▶ Work item: Among the lines below, count those containing the word "placeholder". Give the number only.

▶ Extracted information:
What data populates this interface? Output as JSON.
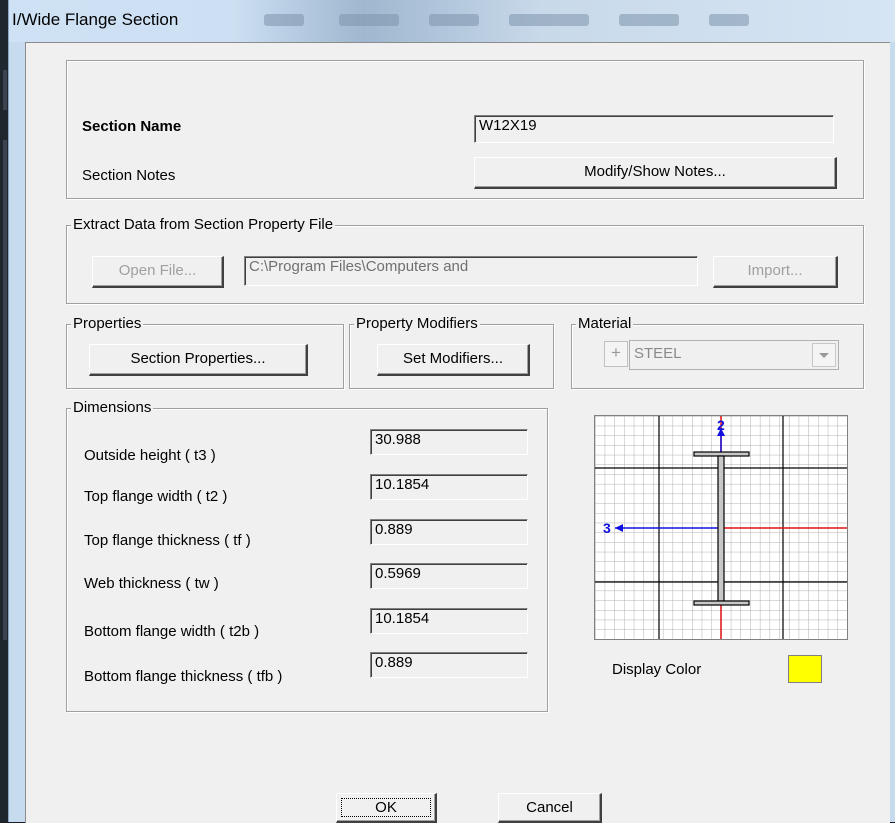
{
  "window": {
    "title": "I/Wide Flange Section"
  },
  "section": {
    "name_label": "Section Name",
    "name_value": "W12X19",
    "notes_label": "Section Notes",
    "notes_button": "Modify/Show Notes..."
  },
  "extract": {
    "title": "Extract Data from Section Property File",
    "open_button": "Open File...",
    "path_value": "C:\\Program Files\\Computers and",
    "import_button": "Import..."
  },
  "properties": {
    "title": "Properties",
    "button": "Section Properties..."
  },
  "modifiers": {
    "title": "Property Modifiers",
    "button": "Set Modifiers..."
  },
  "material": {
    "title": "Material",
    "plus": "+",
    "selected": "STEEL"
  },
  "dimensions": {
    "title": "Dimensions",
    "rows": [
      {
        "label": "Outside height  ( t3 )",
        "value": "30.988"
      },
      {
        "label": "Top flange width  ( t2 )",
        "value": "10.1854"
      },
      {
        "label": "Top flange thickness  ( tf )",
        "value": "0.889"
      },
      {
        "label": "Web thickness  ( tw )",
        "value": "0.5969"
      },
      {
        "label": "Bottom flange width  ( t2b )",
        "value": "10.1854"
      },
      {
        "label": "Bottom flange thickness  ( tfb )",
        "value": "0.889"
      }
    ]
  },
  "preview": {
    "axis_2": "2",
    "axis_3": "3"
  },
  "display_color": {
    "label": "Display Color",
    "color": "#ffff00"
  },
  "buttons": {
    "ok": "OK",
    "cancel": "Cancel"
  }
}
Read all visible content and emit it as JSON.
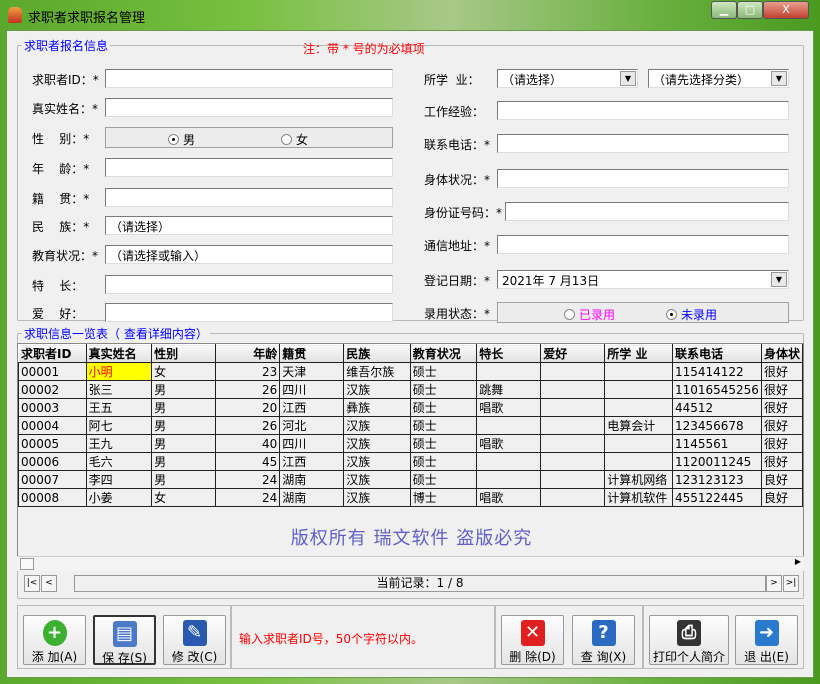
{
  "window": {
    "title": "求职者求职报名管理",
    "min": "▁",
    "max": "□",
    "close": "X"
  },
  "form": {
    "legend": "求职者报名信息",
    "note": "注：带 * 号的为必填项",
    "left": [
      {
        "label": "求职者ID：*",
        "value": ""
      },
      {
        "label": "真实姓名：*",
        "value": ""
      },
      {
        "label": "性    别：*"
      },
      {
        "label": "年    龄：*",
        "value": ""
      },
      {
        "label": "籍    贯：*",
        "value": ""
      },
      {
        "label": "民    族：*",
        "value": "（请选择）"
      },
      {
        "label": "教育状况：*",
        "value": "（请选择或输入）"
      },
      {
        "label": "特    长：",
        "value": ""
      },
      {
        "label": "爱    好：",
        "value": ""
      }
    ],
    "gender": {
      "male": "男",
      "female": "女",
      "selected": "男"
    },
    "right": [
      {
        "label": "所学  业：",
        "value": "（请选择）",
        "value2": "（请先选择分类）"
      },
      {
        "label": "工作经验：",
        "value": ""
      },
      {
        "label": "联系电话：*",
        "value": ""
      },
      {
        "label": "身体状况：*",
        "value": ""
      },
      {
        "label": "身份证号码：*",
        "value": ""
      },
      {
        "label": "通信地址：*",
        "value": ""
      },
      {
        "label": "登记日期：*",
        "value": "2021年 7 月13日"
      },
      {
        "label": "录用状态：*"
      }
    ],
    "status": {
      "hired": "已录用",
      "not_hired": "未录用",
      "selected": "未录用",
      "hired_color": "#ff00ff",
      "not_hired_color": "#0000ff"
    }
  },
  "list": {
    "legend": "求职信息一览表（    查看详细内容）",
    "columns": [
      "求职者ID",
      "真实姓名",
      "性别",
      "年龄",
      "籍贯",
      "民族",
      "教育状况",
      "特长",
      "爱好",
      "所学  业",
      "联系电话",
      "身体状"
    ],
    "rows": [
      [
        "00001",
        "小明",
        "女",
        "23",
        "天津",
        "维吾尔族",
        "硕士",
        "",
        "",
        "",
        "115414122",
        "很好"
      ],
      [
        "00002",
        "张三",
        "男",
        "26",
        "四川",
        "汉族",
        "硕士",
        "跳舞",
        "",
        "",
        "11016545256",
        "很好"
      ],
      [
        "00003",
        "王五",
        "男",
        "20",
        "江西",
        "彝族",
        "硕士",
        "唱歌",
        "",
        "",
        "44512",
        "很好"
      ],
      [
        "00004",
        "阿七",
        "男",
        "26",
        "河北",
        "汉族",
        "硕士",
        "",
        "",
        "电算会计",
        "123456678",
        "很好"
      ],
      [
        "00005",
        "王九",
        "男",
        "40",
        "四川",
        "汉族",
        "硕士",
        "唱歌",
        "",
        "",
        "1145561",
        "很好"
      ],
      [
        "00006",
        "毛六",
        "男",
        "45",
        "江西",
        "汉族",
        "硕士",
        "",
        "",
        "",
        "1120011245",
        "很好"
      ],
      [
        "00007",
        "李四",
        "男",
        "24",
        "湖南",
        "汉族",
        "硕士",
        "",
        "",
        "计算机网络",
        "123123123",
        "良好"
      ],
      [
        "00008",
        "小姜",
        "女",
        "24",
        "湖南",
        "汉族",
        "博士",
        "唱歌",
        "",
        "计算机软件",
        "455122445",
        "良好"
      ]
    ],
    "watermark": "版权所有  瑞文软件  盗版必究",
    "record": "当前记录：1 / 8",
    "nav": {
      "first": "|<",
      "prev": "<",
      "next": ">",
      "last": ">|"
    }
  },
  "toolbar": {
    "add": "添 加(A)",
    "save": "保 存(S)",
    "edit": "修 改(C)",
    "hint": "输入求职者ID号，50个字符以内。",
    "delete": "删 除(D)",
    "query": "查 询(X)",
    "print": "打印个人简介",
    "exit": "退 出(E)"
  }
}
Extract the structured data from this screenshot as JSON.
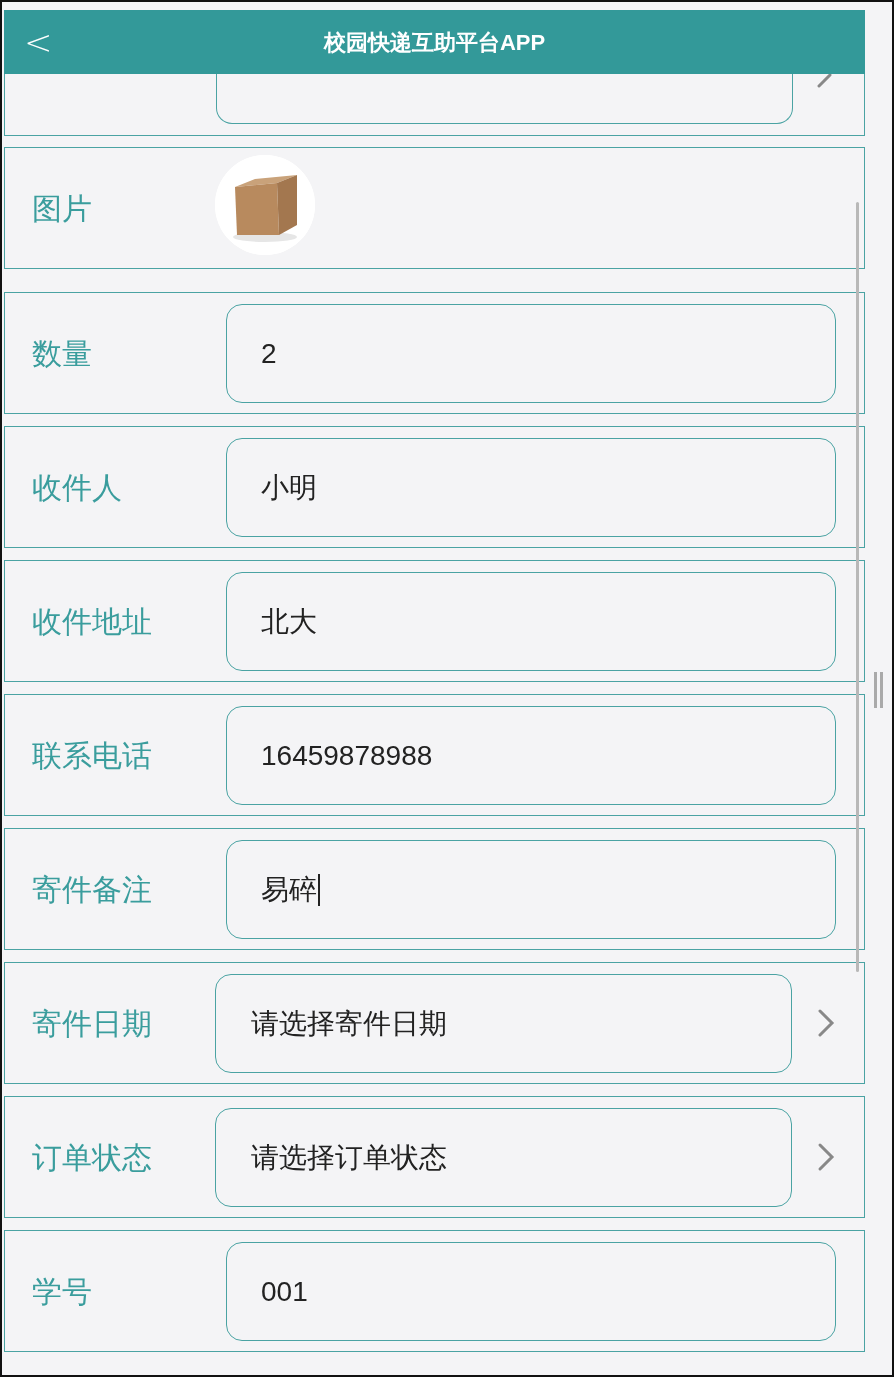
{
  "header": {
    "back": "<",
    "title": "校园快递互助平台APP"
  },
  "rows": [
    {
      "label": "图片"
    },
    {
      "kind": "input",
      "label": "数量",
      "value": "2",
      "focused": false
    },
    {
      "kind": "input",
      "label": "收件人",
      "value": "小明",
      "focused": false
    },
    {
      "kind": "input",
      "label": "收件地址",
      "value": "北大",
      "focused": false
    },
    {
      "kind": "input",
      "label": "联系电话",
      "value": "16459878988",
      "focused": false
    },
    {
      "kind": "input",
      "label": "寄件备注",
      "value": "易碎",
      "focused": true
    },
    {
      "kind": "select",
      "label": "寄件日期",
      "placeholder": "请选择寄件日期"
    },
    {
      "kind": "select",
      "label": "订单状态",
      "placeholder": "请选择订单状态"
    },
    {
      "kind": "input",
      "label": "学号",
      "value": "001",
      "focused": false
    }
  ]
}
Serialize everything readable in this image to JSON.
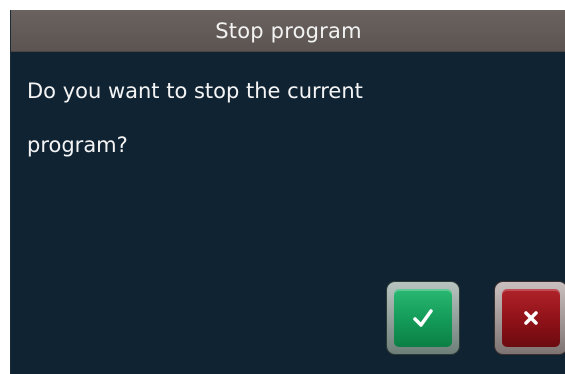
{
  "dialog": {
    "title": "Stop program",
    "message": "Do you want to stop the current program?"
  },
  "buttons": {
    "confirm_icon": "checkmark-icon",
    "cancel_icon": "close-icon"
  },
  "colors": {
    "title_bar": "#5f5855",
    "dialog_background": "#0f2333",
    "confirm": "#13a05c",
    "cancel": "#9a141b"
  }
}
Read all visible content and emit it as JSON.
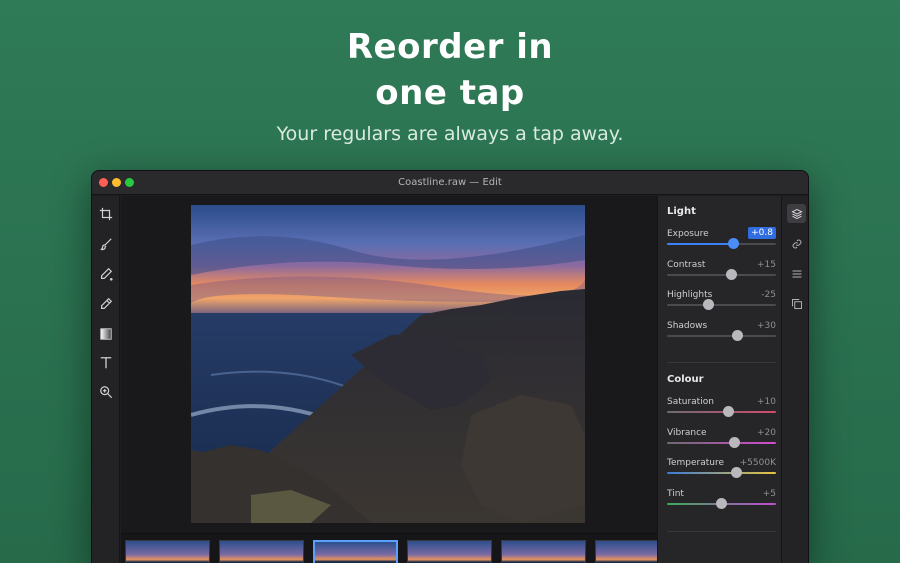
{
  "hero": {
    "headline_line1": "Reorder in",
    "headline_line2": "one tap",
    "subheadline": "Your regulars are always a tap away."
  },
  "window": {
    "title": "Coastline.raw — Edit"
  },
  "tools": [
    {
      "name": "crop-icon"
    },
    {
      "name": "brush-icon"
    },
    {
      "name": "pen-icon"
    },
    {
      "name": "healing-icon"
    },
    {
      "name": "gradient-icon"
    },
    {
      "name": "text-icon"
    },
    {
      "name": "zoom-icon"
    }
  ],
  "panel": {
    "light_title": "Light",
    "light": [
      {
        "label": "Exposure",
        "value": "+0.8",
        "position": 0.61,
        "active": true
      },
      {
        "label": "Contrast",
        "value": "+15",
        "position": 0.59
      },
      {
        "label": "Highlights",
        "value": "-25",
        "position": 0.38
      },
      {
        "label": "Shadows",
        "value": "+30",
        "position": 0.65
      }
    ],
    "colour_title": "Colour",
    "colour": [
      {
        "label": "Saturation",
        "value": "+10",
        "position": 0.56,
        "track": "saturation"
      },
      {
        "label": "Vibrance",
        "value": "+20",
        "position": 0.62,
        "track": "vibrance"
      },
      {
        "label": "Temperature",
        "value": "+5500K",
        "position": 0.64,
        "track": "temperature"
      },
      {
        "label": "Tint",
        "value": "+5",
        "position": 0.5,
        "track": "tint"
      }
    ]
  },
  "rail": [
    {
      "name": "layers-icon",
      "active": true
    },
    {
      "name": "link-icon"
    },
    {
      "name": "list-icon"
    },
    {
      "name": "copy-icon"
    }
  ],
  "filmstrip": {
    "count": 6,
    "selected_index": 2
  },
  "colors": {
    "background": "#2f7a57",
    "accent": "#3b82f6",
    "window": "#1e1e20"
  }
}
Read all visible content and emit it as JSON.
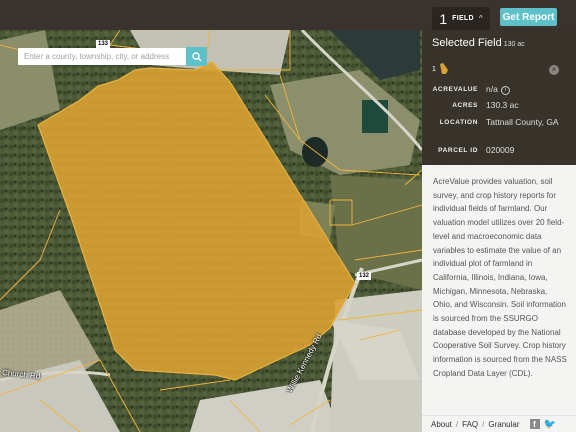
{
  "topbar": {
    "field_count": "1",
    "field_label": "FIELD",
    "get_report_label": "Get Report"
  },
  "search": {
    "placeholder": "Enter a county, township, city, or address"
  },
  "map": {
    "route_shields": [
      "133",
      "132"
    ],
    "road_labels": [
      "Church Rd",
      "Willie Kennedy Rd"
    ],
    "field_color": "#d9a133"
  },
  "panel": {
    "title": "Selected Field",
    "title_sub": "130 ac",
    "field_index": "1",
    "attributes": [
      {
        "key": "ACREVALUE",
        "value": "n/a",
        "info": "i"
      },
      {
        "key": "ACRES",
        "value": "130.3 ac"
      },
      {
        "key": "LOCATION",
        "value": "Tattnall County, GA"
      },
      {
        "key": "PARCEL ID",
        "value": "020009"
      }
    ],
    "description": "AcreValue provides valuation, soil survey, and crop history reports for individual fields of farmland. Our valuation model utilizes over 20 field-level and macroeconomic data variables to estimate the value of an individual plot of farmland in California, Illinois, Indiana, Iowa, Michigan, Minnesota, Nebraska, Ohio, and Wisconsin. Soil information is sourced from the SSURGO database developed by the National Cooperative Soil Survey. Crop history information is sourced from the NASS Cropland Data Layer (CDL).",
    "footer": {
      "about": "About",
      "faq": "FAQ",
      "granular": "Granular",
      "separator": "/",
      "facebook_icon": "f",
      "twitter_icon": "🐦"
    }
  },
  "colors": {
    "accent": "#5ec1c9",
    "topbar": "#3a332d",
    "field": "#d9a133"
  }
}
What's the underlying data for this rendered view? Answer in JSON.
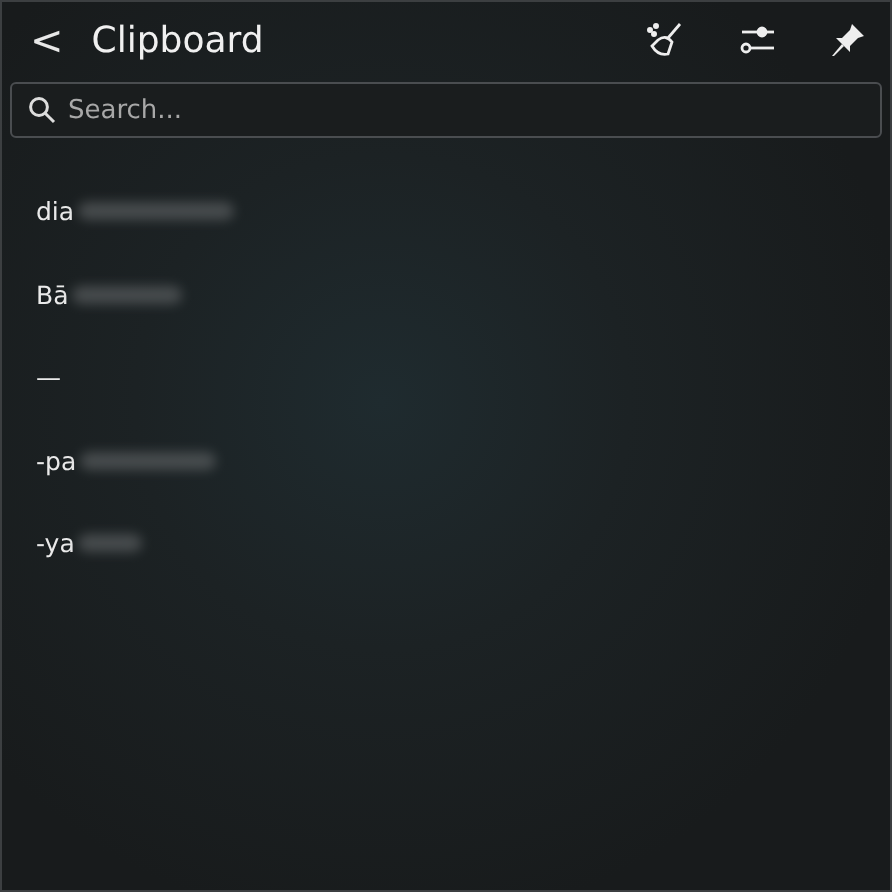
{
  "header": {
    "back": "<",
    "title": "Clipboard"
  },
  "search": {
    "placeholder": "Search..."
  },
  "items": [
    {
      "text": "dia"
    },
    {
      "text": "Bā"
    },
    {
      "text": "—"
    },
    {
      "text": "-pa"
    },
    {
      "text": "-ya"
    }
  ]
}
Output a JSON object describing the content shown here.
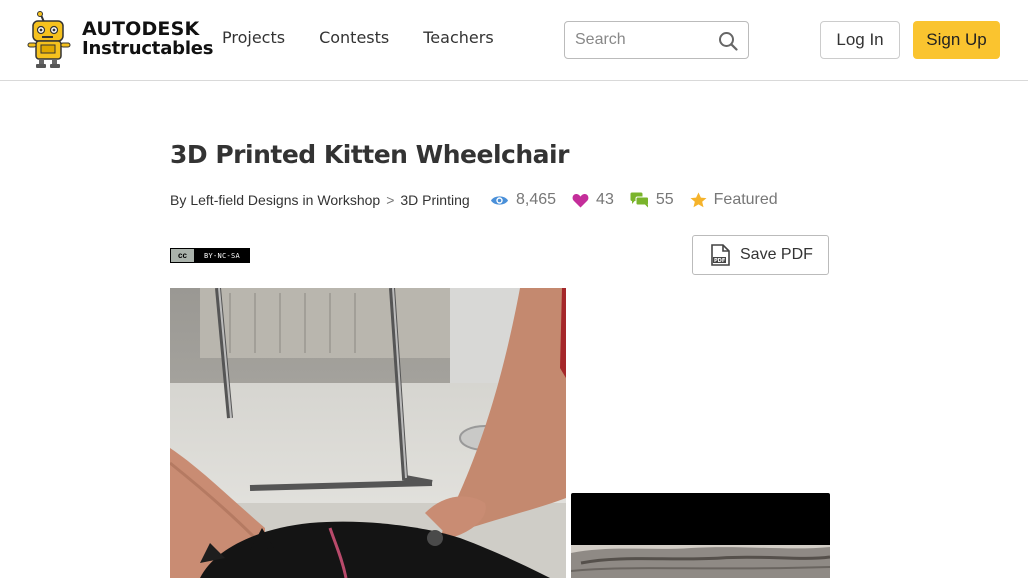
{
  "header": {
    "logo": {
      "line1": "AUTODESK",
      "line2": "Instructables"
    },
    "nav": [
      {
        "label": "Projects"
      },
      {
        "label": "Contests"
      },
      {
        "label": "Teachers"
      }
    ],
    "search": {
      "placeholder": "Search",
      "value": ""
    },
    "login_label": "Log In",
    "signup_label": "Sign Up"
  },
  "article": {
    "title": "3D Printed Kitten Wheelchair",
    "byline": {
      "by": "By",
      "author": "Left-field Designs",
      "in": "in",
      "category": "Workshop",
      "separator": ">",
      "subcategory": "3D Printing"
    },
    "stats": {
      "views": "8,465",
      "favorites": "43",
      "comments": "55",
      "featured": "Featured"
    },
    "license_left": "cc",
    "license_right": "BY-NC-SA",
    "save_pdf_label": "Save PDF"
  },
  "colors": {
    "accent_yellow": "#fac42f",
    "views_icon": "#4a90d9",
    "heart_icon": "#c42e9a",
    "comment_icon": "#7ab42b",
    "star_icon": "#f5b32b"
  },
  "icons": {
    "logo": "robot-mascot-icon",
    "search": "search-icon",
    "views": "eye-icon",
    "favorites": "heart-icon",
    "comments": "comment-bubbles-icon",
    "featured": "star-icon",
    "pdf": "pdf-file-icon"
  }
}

▶ Solution for this problem: 5